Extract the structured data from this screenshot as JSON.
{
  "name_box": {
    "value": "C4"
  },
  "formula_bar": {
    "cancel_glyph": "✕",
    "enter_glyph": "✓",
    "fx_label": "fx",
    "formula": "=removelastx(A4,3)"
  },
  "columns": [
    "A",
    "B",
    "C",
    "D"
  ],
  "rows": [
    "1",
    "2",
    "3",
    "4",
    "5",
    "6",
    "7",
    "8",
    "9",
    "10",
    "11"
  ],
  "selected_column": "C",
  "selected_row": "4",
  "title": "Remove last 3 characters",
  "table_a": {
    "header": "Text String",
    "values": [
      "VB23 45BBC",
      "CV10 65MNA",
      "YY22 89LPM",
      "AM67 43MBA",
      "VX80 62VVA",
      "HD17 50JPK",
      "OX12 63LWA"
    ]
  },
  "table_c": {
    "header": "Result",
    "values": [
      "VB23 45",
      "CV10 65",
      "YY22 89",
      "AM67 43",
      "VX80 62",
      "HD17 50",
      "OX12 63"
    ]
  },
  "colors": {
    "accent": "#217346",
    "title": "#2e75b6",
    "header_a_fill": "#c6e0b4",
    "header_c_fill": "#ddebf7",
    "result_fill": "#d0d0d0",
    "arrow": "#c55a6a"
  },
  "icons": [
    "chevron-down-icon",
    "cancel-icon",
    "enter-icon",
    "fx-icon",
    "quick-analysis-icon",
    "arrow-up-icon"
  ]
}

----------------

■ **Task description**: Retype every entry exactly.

■ **Output below**:
Extract the structured data from this screenshot as JSON.
{
  "name_box": {
    "value": "C4"
  },
  "formula_bar": {
    "cancel_glyph": "✕",
    "enter_glyph": "✓",
    "fx_label": "fx",
    "formula": "=removelastx(A4,3)"
  },
  "columns": [
    "A",
    "B",
    "C",
    "D"
  ],
  "rows": [
    "1",
    "2",
    "3",
    "4",
    "5",
    "6",
    "7",
    "8",
    "9",
    "10",
    "11"
  ],
  "selected_column": "C",
  "selected_row": "4",
  "title": "Remove last 3 characters",
  "table_a": {
    "header": "Text String",
    "values": [
      "VB23 45BBC",
      "CV10 65MNA",
      "YY22 89LPM",
      "AM67 43MBA",
      "VX80 62VVA",
      "HD17 50JPK",
      "OX12 63LWA"
    ]
  },
  "table_c": {
    "header": "Result",
    "values": [
      "VB23 45",
      "CV10 65",
      "YY22 89",
      "AM67 43",
      "VX80 62",
      "HD17 50",
      "OX12 63"
    ]
  },
  "colors": {
    "accent": "#217346",
    "title": "#2e75b6",
    "header_a_fill": "#c6e0b4",
    "header_c_fill": "#ddebf7",
    "result_fill": "#d0d0d0",
    "arrow": "#c55a6a"
  },
  "icons": [
    "chevron-down-icon",
    "cancel-icon",
    "enter-icon",
    "fx-icon",
    "quick-analysis-icon",
    "arrow-up-icon"
  ]
}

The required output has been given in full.